Work instructions – Copy the entries below word for word, but omit any pictures they contain.

Data –

━━━━━━━━━━━━━━━━━━━━

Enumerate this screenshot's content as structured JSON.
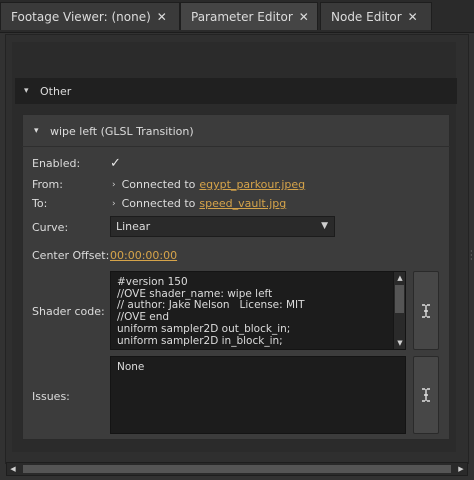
{
  "tabs": [
    {
      "label": "Footage Viewer: (none)"
    },
    {
      "label": "Parameter Editor"
    },
    {
      "label": "Node Editor"
    }
  ],
  "group": {
    "title": "Other"
  },
  "node": {
    "title": "wipe left (GLSL Transition)"
  },
  "fields": {
    "enabled_label": "Enabled:",
    "enabled_value": "✓",
    "from_label": "From:",
    "from_prefix": "Connected to",
    "from_link": "egypt_parkour.jpeg",
    "to_label": "To:",
    "to_prefix": "Connected to",
    "to_link": "speed_vault.jpg",
    "curve_label": "Curve:",
    "curve_value": "Linear",
    "center_offset_label": "Center Offset:",
    "center_offset_value": "00:00:00:00",
    "shader_label": "Shader code:",
    "shader_code": "#version 150\n//OVE shader_name: wipe left\n// author: Jake Nelson   License: MIT\n//OVE end\nuniform sampler2D out_block_in;\nuniform sampler2D in_block_in;",
    "issues_label": "Issues:",
    "issues_value": "None"
  },
  "icons": {
    "pin": "pin-icon",
    "chevron": "chevron-down-icon",
    "arrow": "chevron-right-icon",
    "text_cursor": "text-cursor-icon"
  },
  "colors": {
    "link": "#d6a44a",
    "background": "#323232",
    "header": "#202020",
    "card": "#3c3c3c"
  }
}
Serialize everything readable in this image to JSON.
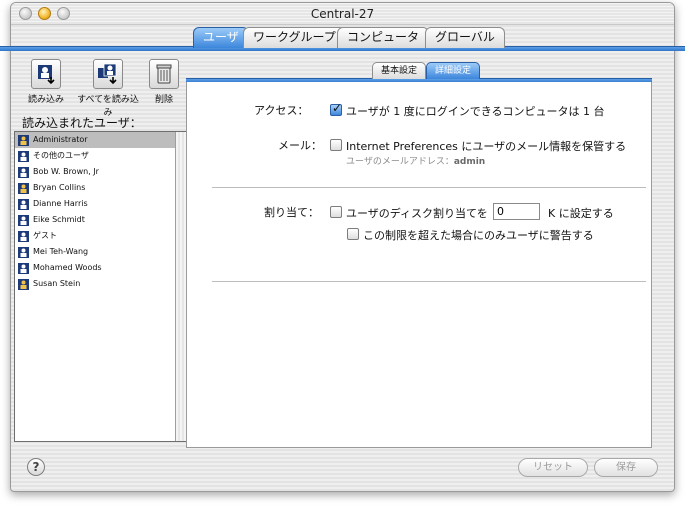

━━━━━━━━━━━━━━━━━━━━

Task response –
Enumerate this screenshot's content as structured JSON.
{
  "tabs": [
    {
      "label": "Footage Viewer: (none)"
    },
    {
      "label": "Parameter Editor"
    },
    {
      "label": "Node Editor"
    }
  ],
  "group": {
    "title": "Other"
  },
  "node": {
    "title": "wipe left (GLSL Transition)"
  },
  "fields": {
    "enabled_label": "Enabled:",
    "enabled_value": "✓",
    "from_label": "From:",
    "from_prefix": "Connected to",
    "from_link": "egypt_parkour.jpeg",
    "to_label": "To:",
    "to_prefix": "Connected to",
    "to_link": "speed_vault.jpg",
    "curve_label": "Curve:",
    "curve_value": "Linear",
    "center_offset_label": "Center Offset:",
    "center_offset_value": "00:00:00:00",
    "shader_label": "Shader code:",
    "shader_code": "#version 150\n//OVE shader_name: wipe left\n// author: Jake Nelson   License: MIT\n//OVE end\nuniform sampler2D out_block_in;\nuniform sampler2D in_block_in;",
    "issues_label": "Issues:",
    "issues_value": "None"
  },
  "icons": {
    "pin": "pin-icon",
    "chevron": "chevron-down-icon",
    "arrow": "chevron-right-icon",
    "text_cursor": "text-cursor-icon"
  },
  "colors": {
    "link": "#d6a44a",
    "background": "#323232",
    "header": "#202020",
    "card": "#3c3c3c"
  }
}
Serialize everything readable in this image to JSON.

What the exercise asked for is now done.